Before I met Cecelia I'd stay up till early morning, and then go to bed, and get up late – whenever I could, that is. When I worked actual jobs I of course had to be at work when they wanted me, and after I set up as a PI I had to be out investigating. The private investigator business gave me more leeway, of course, since a lot of the people you have to talk to in an investigation don't come out from under their rocks until afternoon or later, and the inheritance that allowed me to leave the police department and go out on my own also allowed me to work as much or as little as I pleased. But Cecelia convinced me that I'd find mornings much more tolerable if I got to bed at a decent hour, and while I'll never love mornings, I've come to value sufficient sleep.
But she grew up on a sharecrop farm, and gets up early every day even when she doesn't need to – and enjoys mornings too. And when we're in Leanna, I find myself getting up early too, if not as early as someone who's got to make a crop or go bankrupt.
The first morning we were there I was up and about by 7 in the morning, and carried my boots, with a pair of socks stuck in one of them, downstairs where I left them at the end of the sofa while I went back into the kitchen. Mama was there, with bacon in a skillet. I kissed her head – she's shorter than I am – and gave her a hug from behind. "How you doin' today?" I asked her.
"I was about to wash this ol' skillet," she said – she married a farmer and has worked "can see to cain't see" all her life. "You been in that bed way pas' time to be up."
I grinned. "I been up at dawn an' before, Mama – you know I worked cows oncet."
"Yeah, when you was a kid. An' you don't like eggs neither..."

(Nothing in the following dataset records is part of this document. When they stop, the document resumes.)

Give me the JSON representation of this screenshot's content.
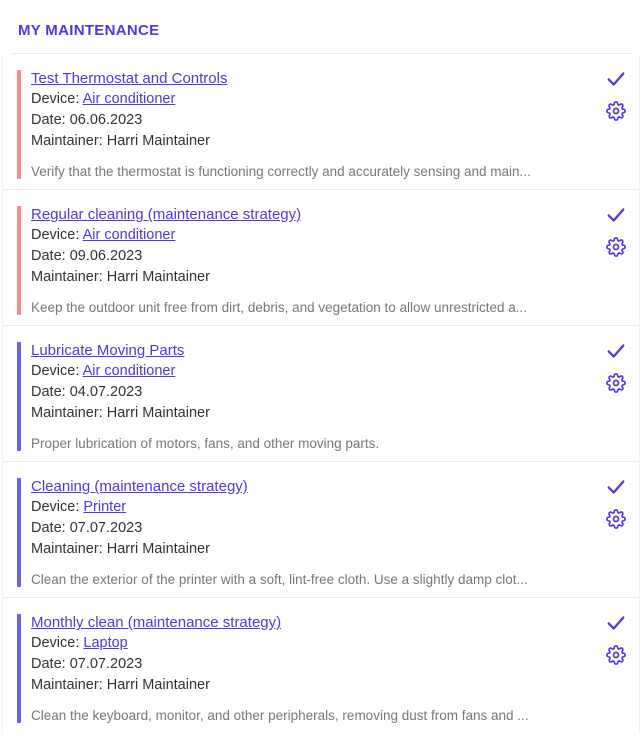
{
  "header": {
    "title": "MY MAINTENANCE"
  },
  "labels": {
    "device_prefix": "Device: ",
    "date_prefix": "Date: ",
    "maintainer_prefix": "Maintainer: "
  },
  "colors": {
    "accent": "#5138d8",
    "accent_bar_overdue": "#f48a8a",
    "accent_bar_normal": "#6a62e2"
  },
  "items": [
    {
      "title": "Test Thermostat and Controls",
      "device": "Air conditioner",
      "date": "06.06.2023",
      "maintainer": "Harri Maintainer",
      "description": "Verify that the thermostat is functioning correctly and accurately sensing and main...",
      "accent": "red"
    },
    {
      "title": "Regular cleaning (maintenance strategy)",
      "device": "Air conditioner",
      "date": "09.06.2023",
      "maintainer": "Harri Maintainer",
      "description": "Keep the outdoor unit free from dirt, debris, and vegetation to allow unrestricted a...",
      "accent": "red"
    },
    {
      "title": "Lubricate Moving Parts",
      "device": "Air conditioner",
      "date": "04.07.2023",
      "maintainer": "Harri Maintainer",
      "description": "Proper lubrication of motors, fans, and other moving parts.",
      "accent": "blue"
    },
    {
      "title": "Cleaning (maintenance strategy)",
      "device": "Printer",
      "date": "07.07.2023",
      "maintainer": "Harri Maintainer",
      "description": "Clean the exterior of the printer with a soft, lint-free cloth. Use a slightly damp clot...",
      "accent": "blue"
    },
    {
      "title": "Monthly clean (maintenance strategy)",
      "device": "Laptop",
      "date": "07.07.2023",
      "maintainer": "Harri Maintainer",
      "description": "Clean the keyboard, monitor, and other peripherals, removing dust from fans and ...",
      "accent": "blue"
    }
  ]
}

"Nope – they're supposed to become chickens, not breakfast."
"Then set down an' eat this here bacon, an' I'll make you a mess o' waffles."
"Sounds good. Where's Daddy at?"